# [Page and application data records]
....
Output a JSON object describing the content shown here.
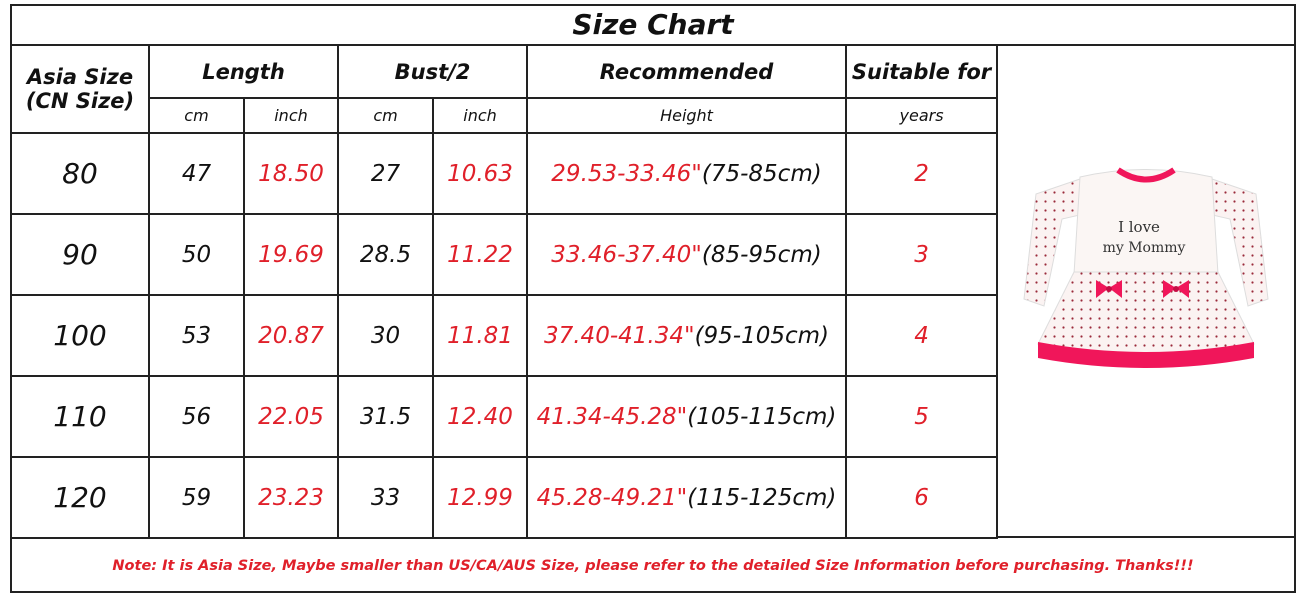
{
  "title": "Size Chart",
  "headers": {
    "asia_size": "Asia Size",
    "cn_size": "(CN Size)",
    "length": "Length",
    "bust": "Bust/2",
    "recommended": "Recommended",
    "suitable": "Suitable for"
  },
  "subheaders": {
    "length_cm": "cm",
    "length_inch": "inch",
    "bust_cm": "cm",
    "bust_inch": "inch",
    "height": "Height",
    "years": "years"
  },
  "rows": [
    {
      "size": "80",
      "length_cm": "47",
      "length_inch": "18.50",
      "bust_cm": "27",
      "bust_inch": "10.63",
      "height": "29.53-33.46\"",
      "height_cm": "(75-85cm)",
      "years": "2"
    },
    {
      "size": "90",
      "length_cm": "50",
      "length_inch": "19.69",
      "bust_cm": "28.5",
      "bust_inch": "11.22",
      "height": "33.46-37.40\"",
      "height_cm": "(85-95cm)",
      "years": "3"
    },
    {
      "size": "100",
      "length_cm": "53",
      "length_inch": "20.87",
      "bust_cm": "30",
      "bust_inch": "11.81",
      "height": "37.40-41.34\"",
      "height_cm": "(95-105cm)",
      "years": "4"
    },
    {
      "size": "110",
      "length_cm": "56",
      "length_inch": "22.05",
      "bust_cm": "31.5",
      "bust_inch": "12.40",
      "height": "41.34-45.28\"",
      "height_cm": "(105-115cm)",
      "years": "5"
    },
    {
      "size": "120",
      "length_cm": "59",
      "length_inch": "23.23",
      "bust_cm": "33",
      "bust_inch": "12.99",
      "height": "45.28-49.21\"",
      "height_cm": "(115-125cm)",
      "years": "6"
    }
  ],
  "dress": {
    "print_line1": "I love",
    "print_line2": "my Mommy"
  },
  "note": "Note: It is Asia Size, Maybe smaller than US/CA/AUS Size, please refer to the detailed Size Information before purchasing. Thanks!!!",
  "colors": {
    "accent_red": "#e0202a",
    "dress_pink": "#f0165a",
    "border": "#222222"
  }
}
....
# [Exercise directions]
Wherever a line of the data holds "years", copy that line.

# [Reply]
    "years": "years"
      "years": "2"
      "years": "3"
      "years": "4"
      "years": "5"
      "years": "6"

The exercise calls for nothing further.